* REQUIREMENT *
Only the lines that hold "icon" should be in the answer, each copied from the data below.

-- Opening Marker --

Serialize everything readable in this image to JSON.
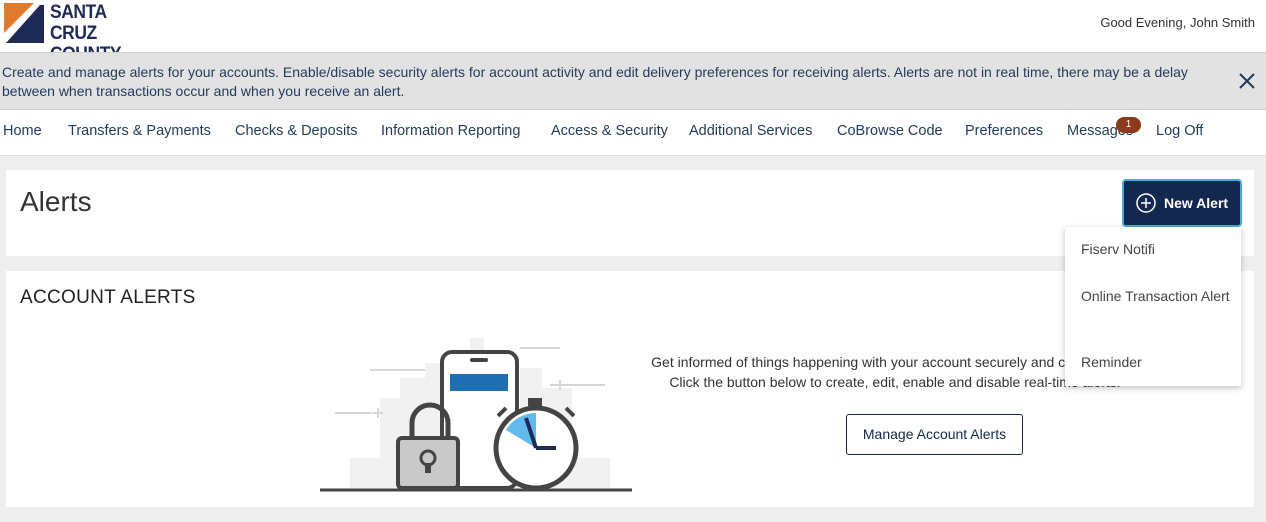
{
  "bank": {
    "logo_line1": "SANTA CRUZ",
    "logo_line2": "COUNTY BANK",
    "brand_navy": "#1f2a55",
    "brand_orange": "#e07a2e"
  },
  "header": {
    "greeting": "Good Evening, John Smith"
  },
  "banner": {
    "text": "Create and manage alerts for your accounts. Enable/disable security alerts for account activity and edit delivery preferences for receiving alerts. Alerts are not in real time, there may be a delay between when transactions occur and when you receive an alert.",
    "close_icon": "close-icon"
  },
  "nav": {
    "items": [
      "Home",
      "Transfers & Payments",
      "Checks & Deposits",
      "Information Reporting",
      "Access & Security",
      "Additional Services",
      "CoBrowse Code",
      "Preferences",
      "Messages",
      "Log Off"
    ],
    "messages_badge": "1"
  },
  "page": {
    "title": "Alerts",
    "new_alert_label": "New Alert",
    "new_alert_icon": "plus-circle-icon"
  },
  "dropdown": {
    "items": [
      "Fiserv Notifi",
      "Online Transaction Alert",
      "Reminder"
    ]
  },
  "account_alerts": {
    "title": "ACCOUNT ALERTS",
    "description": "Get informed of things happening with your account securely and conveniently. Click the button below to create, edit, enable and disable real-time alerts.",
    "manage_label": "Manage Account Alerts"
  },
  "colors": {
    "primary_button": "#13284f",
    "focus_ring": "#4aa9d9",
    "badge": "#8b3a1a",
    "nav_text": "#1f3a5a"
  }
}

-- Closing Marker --
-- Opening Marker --

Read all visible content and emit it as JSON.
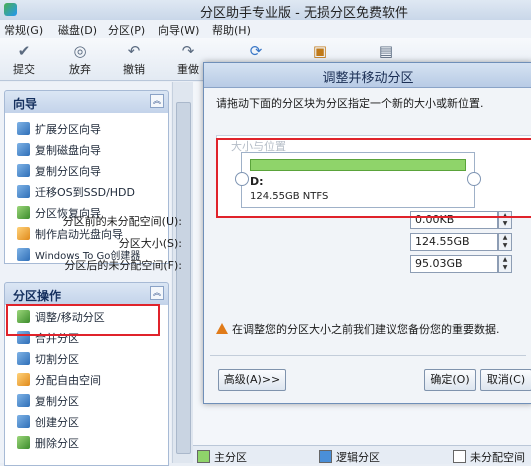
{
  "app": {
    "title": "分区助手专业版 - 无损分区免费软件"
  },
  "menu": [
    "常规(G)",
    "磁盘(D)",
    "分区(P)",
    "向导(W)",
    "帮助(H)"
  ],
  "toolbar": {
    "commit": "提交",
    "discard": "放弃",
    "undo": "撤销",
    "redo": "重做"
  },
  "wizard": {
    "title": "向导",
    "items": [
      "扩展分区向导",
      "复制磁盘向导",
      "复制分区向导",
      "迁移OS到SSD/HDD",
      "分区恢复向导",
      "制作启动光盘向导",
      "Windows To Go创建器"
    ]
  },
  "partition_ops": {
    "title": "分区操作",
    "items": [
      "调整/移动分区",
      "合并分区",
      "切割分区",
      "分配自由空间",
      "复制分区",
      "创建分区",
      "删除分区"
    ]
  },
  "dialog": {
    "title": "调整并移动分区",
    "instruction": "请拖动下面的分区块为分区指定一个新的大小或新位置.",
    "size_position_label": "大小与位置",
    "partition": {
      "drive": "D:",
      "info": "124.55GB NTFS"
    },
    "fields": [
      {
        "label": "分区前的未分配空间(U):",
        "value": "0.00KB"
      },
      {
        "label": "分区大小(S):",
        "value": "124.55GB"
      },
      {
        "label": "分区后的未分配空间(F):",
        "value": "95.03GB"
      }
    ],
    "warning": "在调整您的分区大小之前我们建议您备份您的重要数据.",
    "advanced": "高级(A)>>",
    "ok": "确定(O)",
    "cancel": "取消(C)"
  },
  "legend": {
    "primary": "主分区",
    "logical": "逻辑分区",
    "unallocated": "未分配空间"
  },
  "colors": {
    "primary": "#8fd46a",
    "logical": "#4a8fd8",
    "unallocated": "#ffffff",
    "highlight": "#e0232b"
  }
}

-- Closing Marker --

* RESPONSE TO THE EXERCISE *
    "close_icon": "close-icon"
    "new_alert_icon": "plus-circle-icon"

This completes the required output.